Colonel Palmer and his wife Henrietta lived in the Crystal Lake area for over forty years until their deaths in 1884. They both died within days of each other from Typhoid Pneumonia. The Palmers had a house built on bounty land which Col. Palmer earned in the little known Patriots War of 1837-1838. His homestead came to be known as “Palmer’s Corners.” This Greek Revival house has been designated as a City of Crystal Lake Landmark, as well as it is the only building in Crystal Lake which is listed on the National Register for Historic Places. The Palmers had three children: Charlotte, John and Emma.
Seth H. Nash (1840-1910)
Seth Nash was born in Portage Township, Livingston County, New York, the son of Edgar J. and Esther Nash. In 1853, he came to Illinois, and in 1854 settled in Crystal Lake. He owned 83 acres of which 70 were cultivated. He also ran a small dairy comprised of Jersey graded cows. His farm was along what is now Route 14 near the intersection of Keith Avenue. On February 26, 1863, he married Mary Jane Simpson in Kane County, Illinois. They had two children: Clara and Charles. Mary Jane died in 1896 of consumption. Seth’s second wife was Sarah Ashton, daughter of Thomas Ashton, who was the owner of the Ashton House Hotel in Crystal Lake. Seth joined the First Congregational Church of Crystal Lake in June of 1862. He was Church Clerk for three years and was on the first Board of Society Trustees. Seth met his death when the wheel of a hay wagon on which he was riding, hit a large rock and threw him from the wagon.
John H. Buehler (1851-1927)
John Buehler was born in Germany and came to the United States with his uncle when he was 14 years old. Both of the parents had died a year earlier.
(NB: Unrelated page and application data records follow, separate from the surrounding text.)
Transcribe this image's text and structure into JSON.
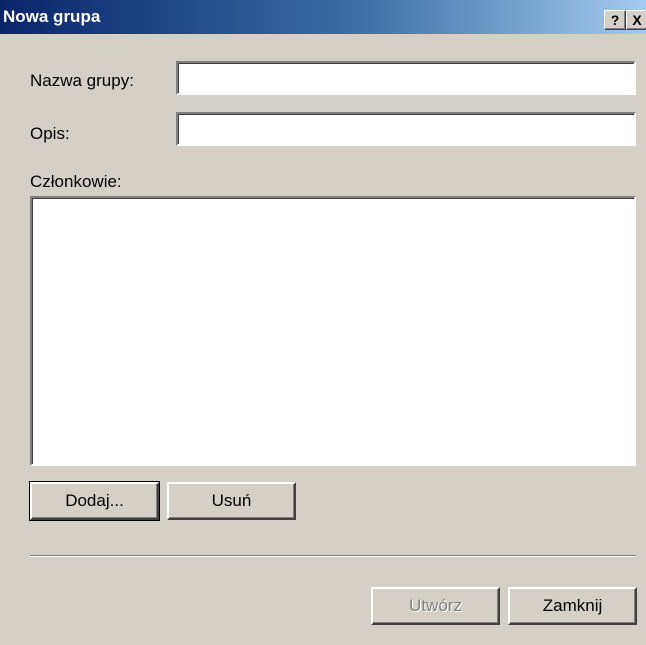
{
  "window": {
    "title": "Nowa grupa",
    "help_glyph": "?",
    "close_glyph": "X"
  },
  "form": {
    "name_label": "Nazwa grupy:",
    "name_value": "",
    "description_label": "Opis:",
    "description_value": "",
    "members_label": "Członkowie:",
    "members": []
  },
  "buttons": {
    "add": "Dodaj...",
    "remove": "Usuń",
    "create": "Utwórz",
    "close": "Zamknij"
  },
  "colors": {
    "titlebar_start": "#0a246a",
    "titlebar_end": "#a6caf0",
    "dialog_face": "#d4d0c8"
  }
}
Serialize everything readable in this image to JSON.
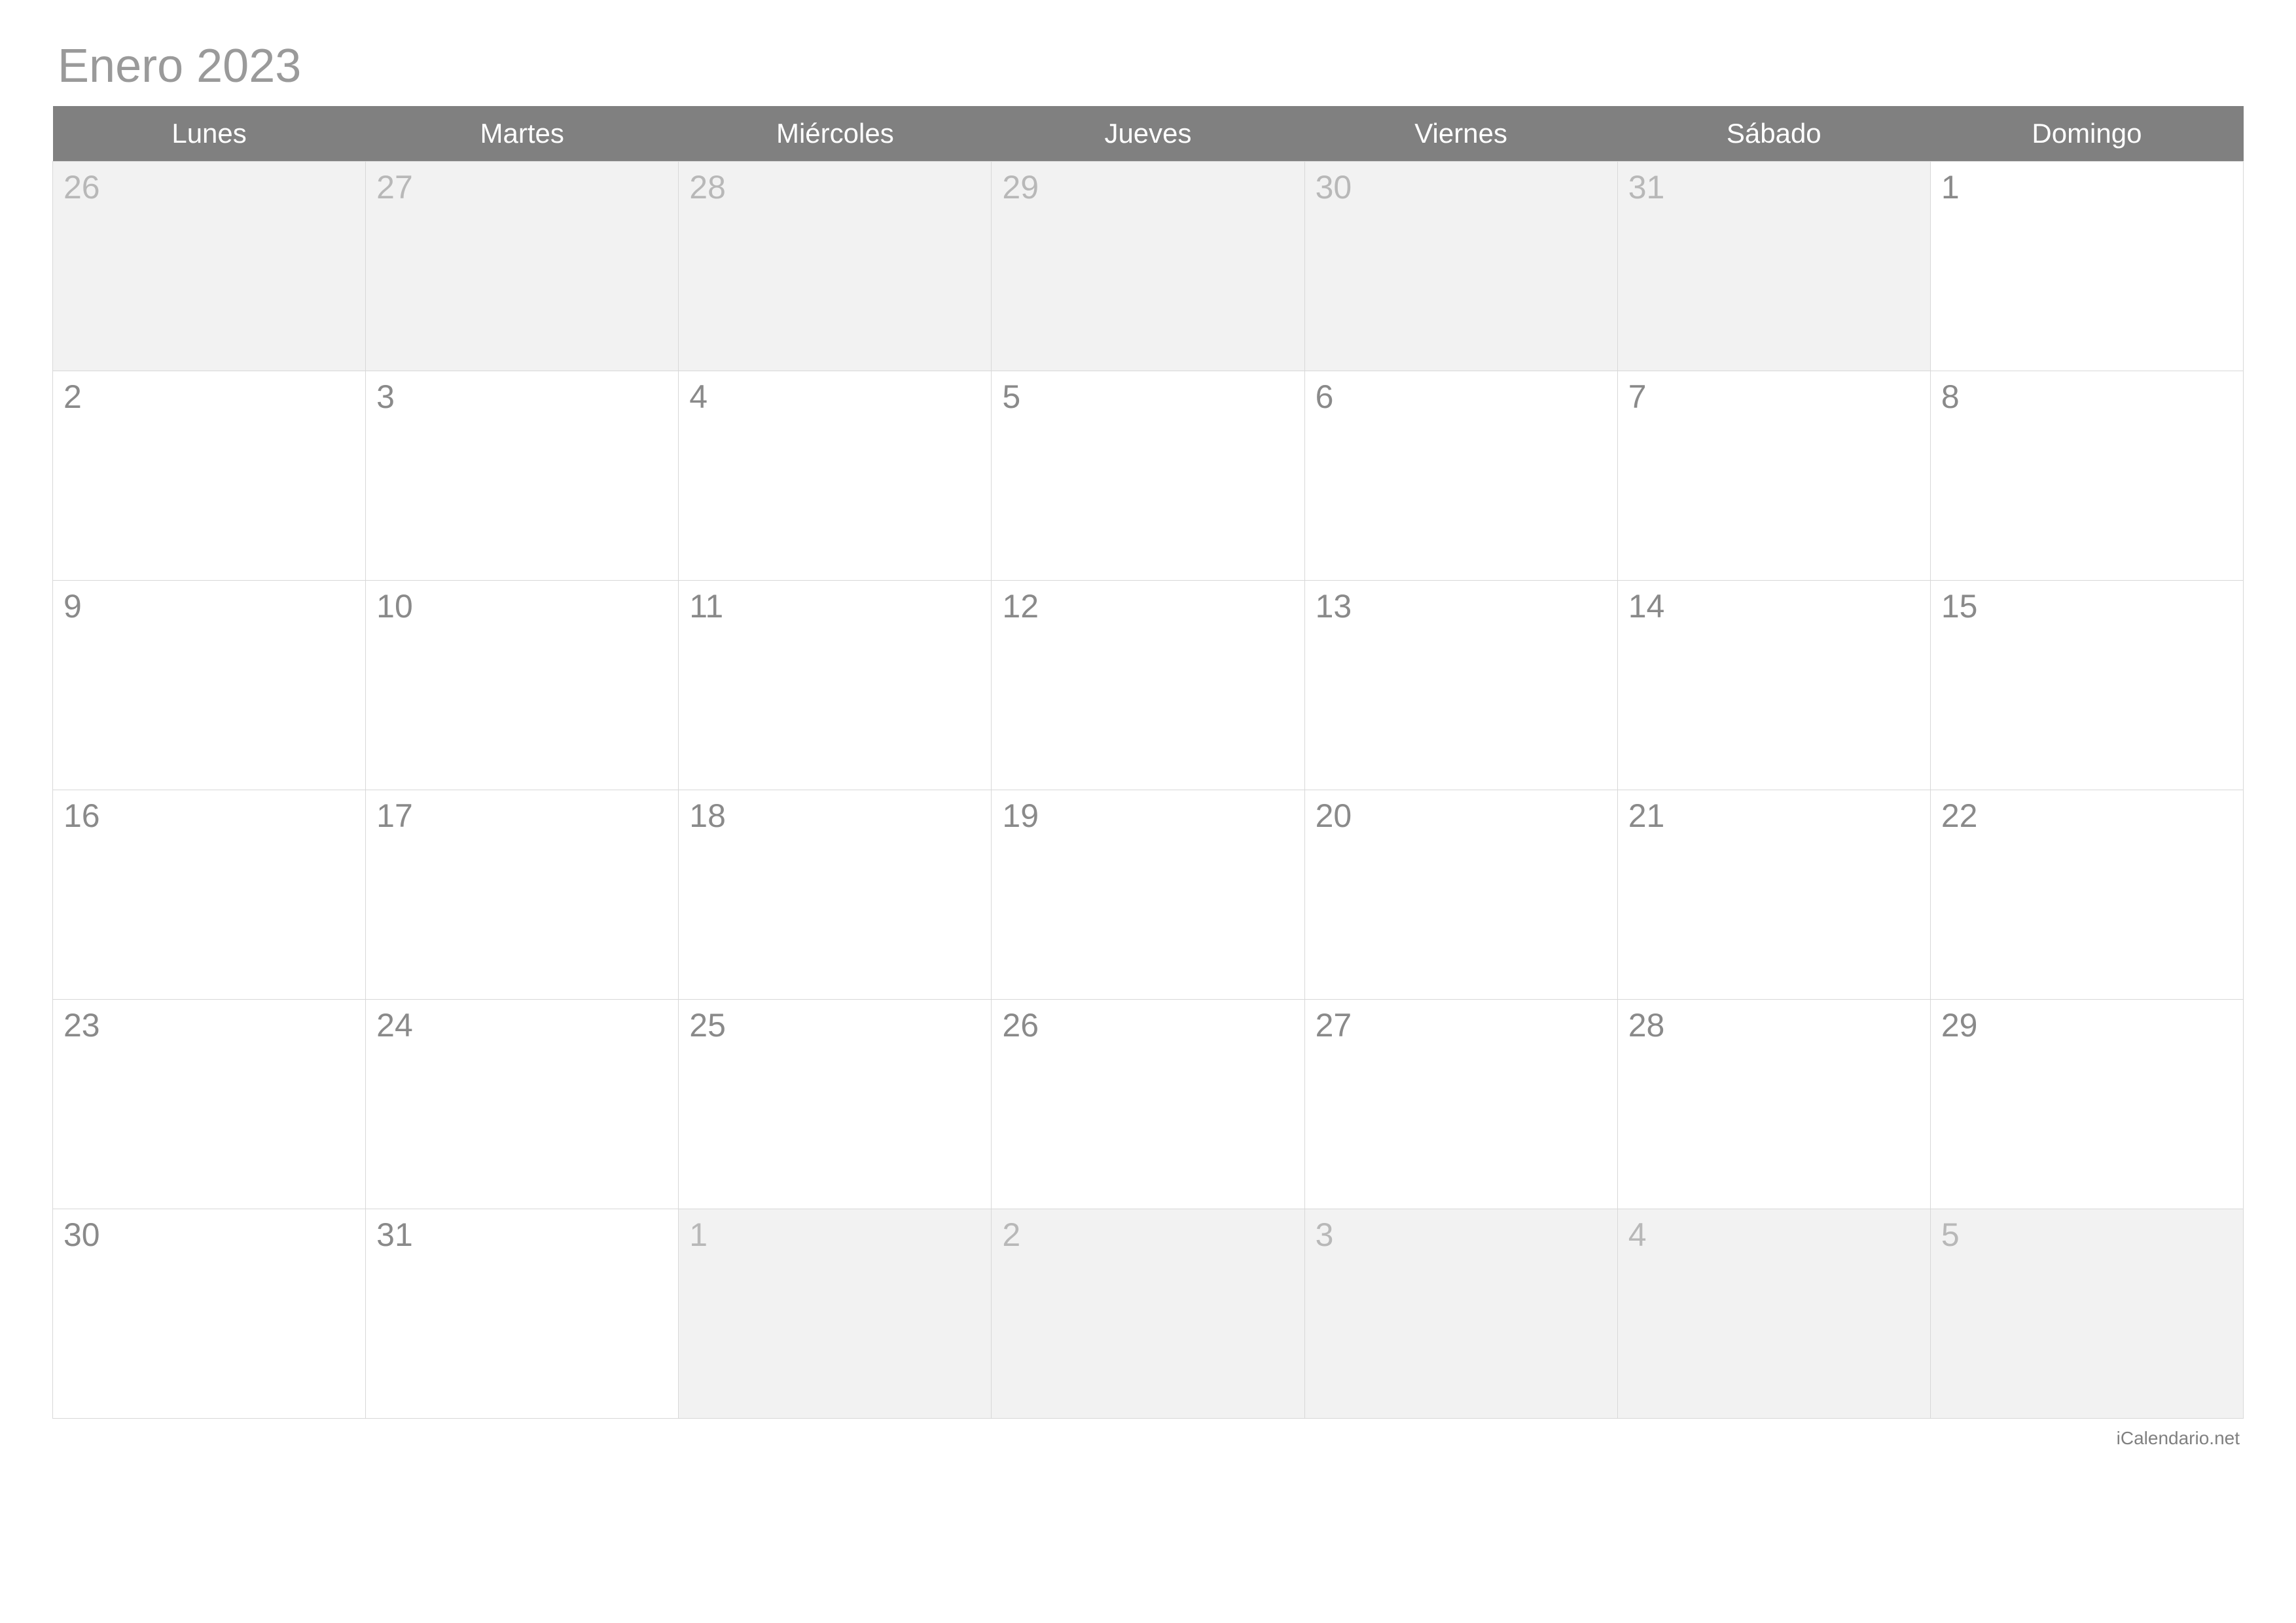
{
  "title": "Enero 2023",
  "dayHeaders": [
    "Lunes",
    "Martes",
    "Miércoles",
    "Jueves",
    "Viernes",
    "Sábado",
    "Domingo"
  ],
  "weeks": [
    [
      {
        "num": "26",
        "outside": true
      },
      {
        "num": "27",
        "outside": true
      },
      {
        "num": "28",
        "outside": true
      },
      {
        "num": "29",
        "outside": true
      },
      {
        "num": "30",
        "outside": true
      },
      {
        "num": "31",
        "outside": true
      },
      {
        "num": "1",
        "outside": false
      }
    ],
    [
      {
        "num": "2",
        "outside": false
      },
      {
        "num": "3",
        "outside": false
      },
      {
        "num": "4",
        "outside": false
      },
      {
        "num": "5",
        "outside": false
      },
      {
        "num": "6",
        "outside": false
      },
      {
        "num": "7",
        "outside": false
      },
      {
        "num": "8",
        "outside": false
      }
    ],
    [
      {
        "num": "9",
        "outside": false
      },
      {
        "num": "10",
        "outside": false
      },
      {
        "num": "11",
        "outside": false
      },
      {
        "num": "12",
        "outside": false
      },
      {
        "num": "13",
        "outside": false
      },
      {
        "num": "14",
        "outside": false
      },
      {
        "num": "15",
        "outside": false
      }
    ],
    [
      {
        "num": "16",
        "outside": false
      },
      {
        "num": "17",
        "outside": false
      },
      {
        "num": "18",
        "outside": false
      },
      {
        "num": "19",
        "outside": false
      },
      {
        "num": "20",
        "outside": false
      },
      {
        "num": "21",
        "outside": false
      },
      {
        "num": "22",
        "outside": false
      }
    ],
    [
      {
        "num": "23",
        "outside": false
      },
      {
        "num": "24",
        "outside": false
      },
      {
        "num": "25",
        "outside": false
      },
      {
        "num": "26",
        "outside": false
      },
      {
        "num": "27",
        "outside": false
      },
      {
        "num": "28",
        "outside": false
      },
      {
        "num": "29",
        "outside": false
      }
    ],
    [
      {
        "num": "30",
        "outside": false
      },
      {
        "num": "31",
        "outside": false
      },
      {
        "num": "1",
        "outside": true
      },
      {
        "num": "2",
        "outside": true
      },
      {
        "num": "3",
        "outside": true
      },
      {
        "num": "4",
        "outside": true
      },
      {
        "num": "5",
        "outside": true
      }
    ]
  ],
  "credit": "iCalendario.net"
}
John operated a general merchandise store at the corner of McHenry and Virginia, an area which became known as “Buehler’s Corner”. Called “Judge” by his friends, John could often be found in shirtsleeves and suspenders, working evenings at his desk in the back of the store. In addition to operating the store, John Buehler was the city water bill collector, a real estate salesman, and an insurance salesman. The building for his store, which was in operation for over 50 years, was formerly the first German School. John Buehler was active in the German Lutheran Church, and established the first German Sunday School in Crystal Lake. In 1875, John married Christina Peters. Their marriage ceremony was performed by the new pastor of the German Lutheran Church, Henry Schmidt.